"Rebuilding the Lives of the Wrongfully Convicted"

Harold Hall

haroldhall Convicted of: Double Murder, Rape
State: California
Served: 19 years
Compensated by State: No
Current Status: Employed
Health Insurance: Yes

Then: Harold Hall was wrongfully convicted in June of 1985 for the murder and rape of Nola Duncan and the murder of her brother David Rainey. Eighteen years old at the time, Hall describes the psychological and physical torment performed by a tag team of four Los Angeles police detectives during a 17 hour interrogation in September, 1985 in which Hall, at the age of eighteen confessed to the murders. However, there were inconsistencies with Hall’s confession and the truth surrounding this case would prevail many years later. He was given a “life” sentence in prison.

After spending more than half his life wrongly convicted and exhausting his state appeals, Hall filed a federal habeas corpus petition that was denied by a U.S. District Court. He appealed that ruling to the Federal 9th Circuit Court of Appeals. The 9th Circuit reversed the District Court judge’s decision, and granted his writ of habeas corpus stating, “There was absolutely no physical or forensic evidence connecting Hall to the body or the alley in which it was found. The only other evidence of Hall’s guilt was his curious and largely uncorroborated confession, which was shown to contain multiple inconsistencies and inaccuracies. For the most part, the confession did not match the evidence of the crime.”

On August 20, 2004 – the Los Angeles District Attorney decided Harold Hall would not be retried. Hall was released after a motion granting the dismissal of charges. Hall gives praise to his attorney, William Genego and the people who supported him through this tragedy and unjust conviction that stole 19 years of his life.

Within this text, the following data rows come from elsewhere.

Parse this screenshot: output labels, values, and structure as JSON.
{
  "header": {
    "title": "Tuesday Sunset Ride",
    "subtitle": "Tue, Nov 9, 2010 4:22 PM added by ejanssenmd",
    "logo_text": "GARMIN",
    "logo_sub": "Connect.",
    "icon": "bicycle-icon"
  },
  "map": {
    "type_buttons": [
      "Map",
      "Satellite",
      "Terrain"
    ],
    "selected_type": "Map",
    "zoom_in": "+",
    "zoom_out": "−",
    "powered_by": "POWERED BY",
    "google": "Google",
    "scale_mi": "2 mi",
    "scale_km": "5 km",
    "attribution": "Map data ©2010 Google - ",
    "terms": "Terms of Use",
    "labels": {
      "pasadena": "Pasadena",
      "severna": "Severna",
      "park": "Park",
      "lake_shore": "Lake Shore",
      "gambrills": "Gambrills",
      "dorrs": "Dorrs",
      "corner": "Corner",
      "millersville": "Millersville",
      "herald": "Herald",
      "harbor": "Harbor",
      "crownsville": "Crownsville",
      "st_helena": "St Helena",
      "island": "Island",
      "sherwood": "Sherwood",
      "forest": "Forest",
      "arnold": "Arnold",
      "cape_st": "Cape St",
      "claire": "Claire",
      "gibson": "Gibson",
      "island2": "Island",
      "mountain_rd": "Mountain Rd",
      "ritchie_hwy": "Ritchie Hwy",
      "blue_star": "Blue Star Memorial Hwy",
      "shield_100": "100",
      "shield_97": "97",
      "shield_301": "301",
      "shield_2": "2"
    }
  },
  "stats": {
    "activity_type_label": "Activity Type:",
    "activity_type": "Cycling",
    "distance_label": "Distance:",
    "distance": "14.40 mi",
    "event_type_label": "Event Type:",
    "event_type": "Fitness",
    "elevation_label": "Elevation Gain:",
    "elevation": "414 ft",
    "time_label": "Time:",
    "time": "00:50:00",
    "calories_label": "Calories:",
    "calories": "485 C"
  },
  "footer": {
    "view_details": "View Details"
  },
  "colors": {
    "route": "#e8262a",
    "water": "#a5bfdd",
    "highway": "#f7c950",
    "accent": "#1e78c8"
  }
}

Now: Harold has stated, "What they took from me, I can’t get back. The thing is to move forward, to enjoy what I have now." Harold works for the Los Angeles County Bar Association’s Indigent Criminal Defense Appointment Program (ICDA) in Los Angeles and has moved forward with his life.

On July 24, 2006 Harold stated, "Our criminal justice system needs an overhaul. People have an attitude of indifference thinking 'wrongful conviction doesn’t apply to me' but people as a whole need to get involved because wrongful conviction and coerced testimony can happen to anyone."

Harold lives independently with continued support of family and friends.